§ **RECORDS FOR THIS TASK**

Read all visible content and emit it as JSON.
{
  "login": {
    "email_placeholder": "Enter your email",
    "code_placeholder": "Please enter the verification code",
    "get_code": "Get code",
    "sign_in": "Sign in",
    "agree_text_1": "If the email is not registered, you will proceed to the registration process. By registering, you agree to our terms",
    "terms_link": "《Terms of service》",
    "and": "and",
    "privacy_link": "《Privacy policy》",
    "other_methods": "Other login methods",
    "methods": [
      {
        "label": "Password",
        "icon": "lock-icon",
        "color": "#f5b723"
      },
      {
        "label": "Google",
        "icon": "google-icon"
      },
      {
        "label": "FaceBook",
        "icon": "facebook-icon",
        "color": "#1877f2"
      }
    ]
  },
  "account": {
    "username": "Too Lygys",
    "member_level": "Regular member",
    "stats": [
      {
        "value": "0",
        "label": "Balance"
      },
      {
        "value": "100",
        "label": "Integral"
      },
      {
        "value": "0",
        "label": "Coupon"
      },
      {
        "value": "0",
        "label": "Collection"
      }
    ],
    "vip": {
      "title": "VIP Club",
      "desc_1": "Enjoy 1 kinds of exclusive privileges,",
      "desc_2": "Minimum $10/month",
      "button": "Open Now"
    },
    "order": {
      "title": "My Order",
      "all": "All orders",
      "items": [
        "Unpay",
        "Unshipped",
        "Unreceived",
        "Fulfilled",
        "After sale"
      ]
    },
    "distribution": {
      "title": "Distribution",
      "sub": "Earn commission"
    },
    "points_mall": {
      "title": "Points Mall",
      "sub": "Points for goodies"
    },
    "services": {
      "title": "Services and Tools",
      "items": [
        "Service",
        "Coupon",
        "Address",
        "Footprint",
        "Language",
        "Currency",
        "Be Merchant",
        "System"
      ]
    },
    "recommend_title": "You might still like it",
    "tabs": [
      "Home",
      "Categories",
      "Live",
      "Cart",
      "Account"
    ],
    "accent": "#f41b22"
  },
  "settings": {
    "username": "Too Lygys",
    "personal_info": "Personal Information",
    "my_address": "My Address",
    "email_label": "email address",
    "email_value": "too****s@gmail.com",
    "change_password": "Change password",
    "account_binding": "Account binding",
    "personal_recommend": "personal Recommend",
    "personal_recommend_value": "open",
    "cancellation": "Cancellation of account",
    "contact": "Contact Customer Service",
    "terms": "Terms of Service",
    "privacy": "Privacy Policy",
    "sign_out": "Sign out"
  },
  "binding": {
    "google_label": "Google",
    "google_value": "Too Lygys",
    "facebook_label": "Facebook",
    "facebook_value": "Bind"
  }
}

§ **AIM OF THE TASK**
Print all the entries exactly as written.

§ **EXERCISE SOLUTION**
Read all visible content and emit it as JSON.
{
  "login": {
    "email_placeholder": "Enter your email",
    "code_placeholder": "Please enter the verification code",
    "get_code": "Get code",
    "sign_in": "Sign in",
    "agree_text_1": "If the email is not registered, you will proceed to the registration process. By registering, you agree to our terms",
    "terms_link": "《Terms of service》",
    "and": "and",
    "privacy_link": "《Privacy policy》",
    "other_methods": "Other login methods",
    "methods": [
      {
        "label": "Password",
        "icon": "lock-icon",
        "color": "#f5b723"
      },
      {
        "label": "Google",
        "icon": "google-icon"
      },
      {
        "label": "FaceBook",
        "icon": "facebook-icon",
        "color": "#1877f2"
      }
    ]
  },
  "account": {
    "username": "Too Lygys",
    "member_level": "Regular member",
    "stats": [
      {
        "value": "0",
        "label": "Balance"
      },
      {
        "value": "100",
        "label": "Integral"
      },
      {
        "value": "0",
        "label": "Coupon"
      },
      {
        "value": "0",
        "label": "Collection"
      }
    ],
    "vip": {
      "title": "VIP Club",
      "desc_1": "Enjoy 1 kinds of exclusive privileges,",
      "desc_2": "Minimum $10/month",
      "button": "Open Now"
    },
    "order": {
      "title": "My Order",
      "all": "All orders",
      "items": [
        "Unpay",
        "Unshipped",
        "Unreceived",
        "Fulfilled",
        "After sale"
      ]
    },
    "distribution": {
      "title": "Distribution",
      "sub": "Earn commission"
    },
    "points_mall": {
      "title": "Points Mall",
      "sub": "Points for goodies"
    },
    "services": {
      "title": "Services and Tools",
      "items": [
        "Service",
        "Coupon",
        "Address",
        "Footprint",
        "Language",
        "Currency",
        "Be Merchant",
        "System"
      ]
    },
    "recommend_title": "You might still like it",
    "tabs": [
      "Home",
      "Categories",
      "Live",
      "Cart",
      "Account"
    ],
    "accent": "#f41b22"
  },
  "settings": {
    "username": "Too Lygys",
    "personal_info": "Personal Information",
    "my_address": "My Address",
    "email_label": "email address",
    "email_value": "too****s@gmail.com",
    "change_password": "Change password",
    "account_binding": "Account binding",
    "personal_recommend": "personal Recommend",
    "personal_recommend_value": "open",
    "cancellation": "Cancellation of account",
    "contact": "Contact Customer Service",
    "terms": "Terms of Service",
    "privacy": "Privacy Policy",
    "sign_out": "Sign out"
  },
  "binding": {
    "google_label": "Google",
    "google_value": "Too Lygys",
    "facebook_label": "Facebook",
    "facebook_value": "Bind"
  }
}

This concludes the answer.